Now in case you have never heard of Scheonstatt I will elaborate. Scheonstatt is a Marian shrine but it didn't start that way, it was founded, nobody really knows when, before the 1300s, as a Shrine to St. Michael.
Then in much more recent times a german priest, Fr. Joseph Kentinich, discovered it and turned into a Marian Shrine. Now there are many shrines all over the world but not in many North American locations. So we are very blessed to have one so near us.
Anyways we visited the little shrine which is really the heart of the place then we went back to await the beggining of Mass. The Mass was beautiful, the choir was really good, the music was beautiful, there weren't many people there which made it even more special. The sermon was really good and I learned a quote of Fr. Kentinichs which I will never forget. When talking about how baptism is even more special than your birthday he said, "Every cow has a birthday".

After Mass everyone stayed for a while saying Happy Easter to everyone else. It was such a special Mass I will never forget it.

Well Happy Easter to all, I hope you have a Blessed and Happy Easter.

Saturday, April 15, 2006

A Chestertonian Easter Egg

Although nearly impossible to read in this picture, this eggs inscription reads,
The men of the east may spell the stars
And times and triumphs mark
But the men signed with the cross of Christ
Go gaily in the dark.

I was having trouble thinking of Easter Egg designs this morning while we were all decorating them for the Easter Egg hunt tomorrow. I decided that this stanza from The Ballad of the White Horse would be quite nice.
I have been working on memorizing the Ballad of the White Horse and now have nearly fifty stanzas commited to memory but the one above was the first I learned. And anyone who loves The Shadow of the Bear as much as I do doubtless has memorized it as well, as it is quoted several times in that marvelous book.

Wednesday, April 12, 2006

Madeliene L'Engle

Several months ago I read A Wrinkle in Time by the above mentioned author and loved it. Therefore I was delighted to learn that there were three more books in that series and read them eagerly. I enjoyed them all particularly the third book, A Swiftly Tilting Planet, whose extremly intriguing mystery and interwoven plot had me completly enthralled.

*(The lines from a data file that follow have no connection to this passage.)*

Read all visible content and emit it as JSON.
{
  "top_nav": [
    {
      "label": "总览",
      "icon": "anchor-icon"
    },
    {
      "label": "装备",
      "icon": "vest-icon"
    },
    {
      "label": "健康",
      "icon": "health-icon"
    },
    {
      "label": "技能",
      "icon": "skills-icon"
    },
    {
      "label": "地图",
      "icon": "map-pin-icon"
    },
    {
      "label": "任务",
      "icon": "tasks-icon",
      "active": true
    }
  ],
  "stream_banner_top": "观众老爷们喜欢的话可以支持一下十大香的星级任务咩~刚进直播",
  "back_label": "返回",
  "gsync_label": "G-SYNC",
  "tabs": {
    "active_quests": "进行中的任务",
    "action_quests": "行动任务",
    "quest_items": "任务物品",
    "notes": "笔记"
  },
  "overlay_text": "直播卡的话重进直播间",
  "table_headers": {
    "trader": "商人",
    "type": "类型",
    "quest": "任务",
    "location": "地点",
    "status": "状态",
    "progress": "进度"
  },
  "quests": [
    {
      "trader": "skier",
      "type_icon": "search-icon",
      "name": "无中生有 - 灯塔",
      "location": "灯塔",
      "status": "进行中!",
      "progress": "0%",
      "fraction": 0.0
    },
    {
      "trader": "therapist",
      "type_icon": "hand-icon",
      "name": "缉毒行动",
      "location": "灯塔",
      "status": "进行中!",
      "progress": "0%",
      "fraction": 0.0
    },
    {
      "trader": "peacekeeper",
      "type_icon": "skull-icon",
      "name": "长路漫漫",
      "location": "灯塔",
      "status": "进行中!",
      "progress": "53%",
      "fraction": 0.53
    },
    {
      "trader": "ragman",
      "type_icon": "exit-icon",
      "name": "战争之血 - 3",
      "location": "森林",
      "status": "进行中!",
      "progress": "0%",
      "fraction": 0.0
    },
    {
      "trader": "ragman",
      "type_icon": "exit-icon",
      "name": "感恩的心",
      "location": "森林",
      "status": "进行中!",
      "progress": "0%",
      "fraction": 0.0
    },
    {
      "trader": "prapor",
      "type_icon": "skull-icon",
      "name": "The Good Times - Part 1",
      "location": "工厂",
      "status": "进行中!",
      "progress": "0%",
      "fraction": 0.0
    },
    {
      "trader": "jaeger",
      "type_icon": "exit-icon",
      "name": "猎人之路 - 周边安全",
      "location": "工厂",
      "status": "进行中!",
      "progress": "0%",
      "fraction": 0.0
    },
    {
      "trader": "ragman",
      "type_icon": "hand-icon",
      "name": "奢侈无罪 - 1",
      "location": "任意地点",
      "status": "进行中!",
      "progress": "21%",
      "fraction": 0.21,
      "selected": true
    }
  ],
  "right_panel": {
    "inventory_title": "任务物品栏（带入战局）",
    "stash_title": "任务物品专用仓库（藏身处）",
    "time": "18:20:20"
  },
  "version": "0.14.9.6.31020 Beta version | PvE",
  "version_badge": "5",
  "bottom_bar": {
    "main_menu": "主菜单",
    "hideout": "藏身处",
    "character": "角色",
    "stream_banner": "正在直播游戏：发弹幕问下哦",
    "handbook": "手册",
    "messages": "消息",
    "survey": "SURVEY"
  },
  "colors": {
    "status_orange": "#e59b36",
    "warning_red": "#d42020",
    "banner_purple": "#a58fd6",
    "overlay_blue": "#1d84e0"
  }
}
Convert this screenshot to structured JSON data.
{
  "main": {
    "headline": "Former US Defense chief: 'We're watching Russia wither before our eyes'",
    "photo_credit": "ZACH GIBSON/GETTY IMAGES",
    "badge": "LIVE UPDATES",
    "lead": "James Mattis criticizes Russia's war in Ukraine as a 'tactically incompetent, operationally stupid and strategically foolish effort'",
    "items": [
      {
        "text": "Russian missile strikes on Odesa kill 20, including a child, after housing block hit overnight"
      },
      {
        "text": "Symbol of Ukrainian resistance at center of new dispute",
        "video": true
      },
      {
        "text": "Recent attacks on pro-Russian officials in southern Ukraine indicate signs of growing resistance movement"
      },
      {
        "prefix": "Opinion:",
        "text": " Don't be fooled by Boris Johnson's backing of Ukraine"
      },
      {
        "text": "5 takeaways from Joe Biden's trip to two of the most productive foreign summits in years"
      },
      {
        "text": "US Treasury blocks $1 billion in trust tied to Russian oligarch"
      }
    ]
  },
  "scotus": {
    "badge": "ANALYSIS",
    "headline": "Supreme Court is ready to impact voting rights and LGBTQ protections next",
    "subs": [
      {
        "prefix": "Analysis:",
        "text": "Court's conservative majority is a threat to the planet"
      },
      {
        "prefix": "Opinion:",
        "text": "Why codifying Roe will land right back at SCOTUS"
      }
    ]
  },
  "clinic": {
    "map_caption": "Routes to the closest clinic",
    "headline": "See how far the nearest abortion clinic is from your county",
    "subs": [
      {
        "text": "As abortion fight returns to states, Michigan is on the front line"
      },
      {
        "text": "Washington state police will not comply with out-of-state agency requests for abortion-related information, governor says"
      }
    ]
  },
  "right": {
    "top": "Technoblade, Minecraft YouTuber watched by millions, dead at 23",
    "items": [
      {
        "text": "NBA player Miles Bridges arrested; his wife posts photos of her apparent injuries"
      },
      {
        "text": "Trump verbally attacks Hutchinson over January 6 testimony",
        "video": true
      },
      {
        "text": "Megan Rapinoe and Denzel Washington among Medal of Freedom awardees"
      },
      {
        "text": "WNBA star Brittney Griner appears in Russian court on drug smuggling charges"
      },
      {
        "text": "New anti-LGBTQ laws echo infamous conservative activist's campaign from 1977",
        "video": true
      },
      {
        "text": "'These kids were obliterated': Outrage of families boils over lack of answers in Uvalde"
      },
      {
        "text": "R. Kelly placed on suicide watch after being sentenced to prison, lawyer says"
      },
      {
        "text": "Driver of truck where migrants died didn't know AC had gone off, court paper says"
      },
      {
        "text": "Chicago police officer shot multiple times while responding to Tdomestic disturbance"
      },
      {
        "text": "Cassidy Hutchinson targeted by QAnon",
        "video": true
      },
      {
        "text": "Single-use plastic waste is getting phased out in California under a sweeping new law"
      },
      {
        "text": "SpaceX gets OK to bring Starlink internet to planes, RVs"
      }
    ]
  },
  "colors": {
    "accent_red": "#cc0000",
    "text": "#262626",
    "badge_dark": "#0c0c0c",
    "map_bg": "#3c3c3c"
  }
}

It was with great excitment you may guess that a few weeks ago I discovered the first book of a different series of hers, Meet the Austins, at a library book sale. My hopes were not disappointed.
It was a wonderful story about a family, who reminded me very much of my family, and the struggles that occur when a spoiled orphaned girl comes to live with them. I read the second book, The Moon By Night, yesterday which was also quite good though I did not like it quite as much as the first. I will soon begin the third, The Young Unicorns, as soon as possible get on to the fourth, A Ring of Endless Light, which I hear is the best.

Wednesday, April 05, 2006

St. Edmund Campion By Harold C. Gardiner

St. Edmund Campion was on his way to being quite high in the Queen Elizabeth's favor when he decided to become a Catholic. He fled from England became a Jesuit and after several years returned to England. Before long he was arrested by the Queen's men, imprisoned, tortured and finally executed.

One thing I learned in this book was that William Shakespeare's father was a fallen away Catholic until he was brought back by a close friend of Fr. Campion. William Shakespeare, aside from being one of the most famous writers of all time was a catholic just like his father.

If All the Swords in England By Barbara Willard, Summary

When his twin Edmund found work in the kings court his twin Simon needed a place somewhere as well. He finds a place with the exiled archbishop, Thomas Beckett through a strange series of events. The brothers are caught up in the battle taking place between the steadfast Archibishop and the changeable King.